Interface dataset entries
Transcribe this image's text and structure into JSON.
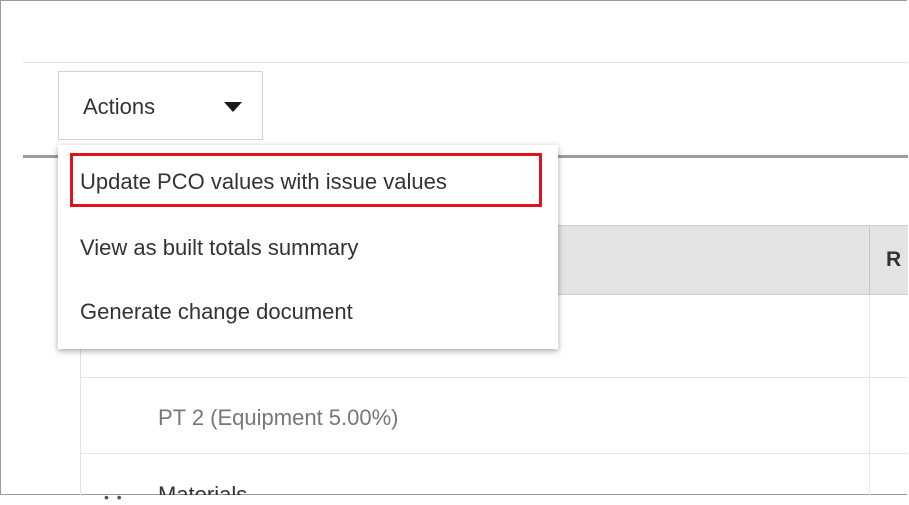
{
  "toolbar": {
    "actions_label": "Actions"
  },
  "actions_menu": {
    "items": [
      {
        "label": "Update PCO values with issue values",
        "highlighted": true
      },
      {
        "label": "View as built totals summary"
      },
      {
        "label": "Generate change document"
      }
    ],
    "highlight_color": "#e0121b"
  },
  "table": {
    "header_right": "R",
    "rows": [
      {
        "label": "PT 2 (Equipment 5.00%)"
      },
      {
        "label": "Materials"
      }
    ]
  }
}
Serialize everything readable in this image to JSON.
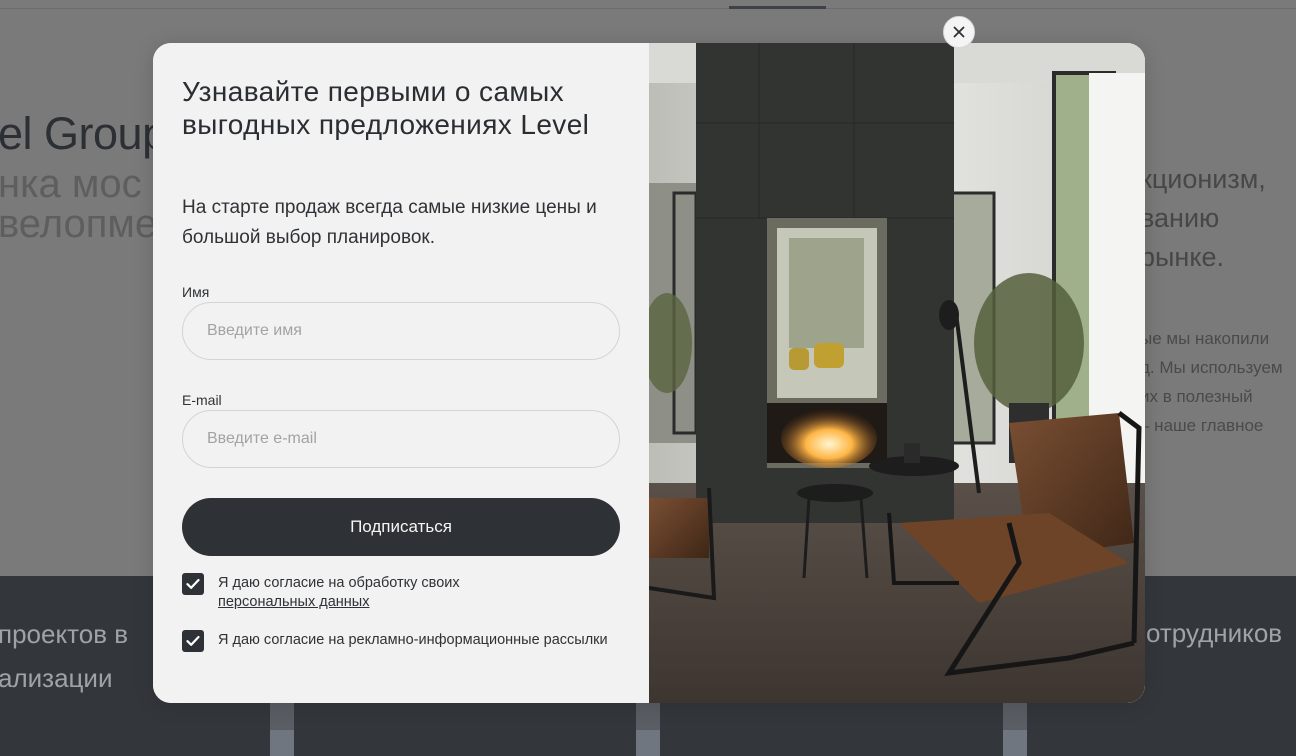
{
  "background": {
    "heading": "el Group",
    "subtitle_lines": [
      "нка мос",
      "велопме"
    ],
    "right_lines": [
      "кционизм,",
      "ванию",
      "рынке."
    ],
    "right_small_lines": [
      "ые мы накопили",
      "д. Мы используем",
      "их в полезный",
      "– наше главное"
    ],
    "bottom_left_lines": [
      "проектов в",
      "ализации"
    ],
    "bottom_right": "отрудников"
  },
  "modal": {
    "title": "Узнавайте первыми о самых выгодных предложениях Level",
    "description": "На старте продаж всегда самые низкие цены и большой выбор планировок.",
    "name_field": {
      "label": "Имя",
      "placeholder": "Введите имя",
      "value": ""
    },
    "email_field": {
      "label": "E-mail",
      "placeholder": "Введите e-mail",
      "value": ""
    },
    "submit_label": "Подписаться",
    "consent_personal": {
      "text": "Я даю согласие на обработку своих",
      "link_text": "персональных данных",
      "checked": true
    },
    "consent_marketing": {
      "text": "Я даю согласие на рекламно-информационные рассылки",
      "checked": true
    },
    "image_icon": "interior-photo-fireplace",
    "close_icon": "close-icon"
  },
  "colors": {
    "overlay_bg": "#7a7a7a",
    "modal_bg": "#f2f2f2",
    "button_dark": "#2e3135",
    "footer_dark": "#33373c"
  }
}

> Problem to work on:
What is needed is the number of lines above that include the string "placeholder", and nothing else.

> Your solution:
2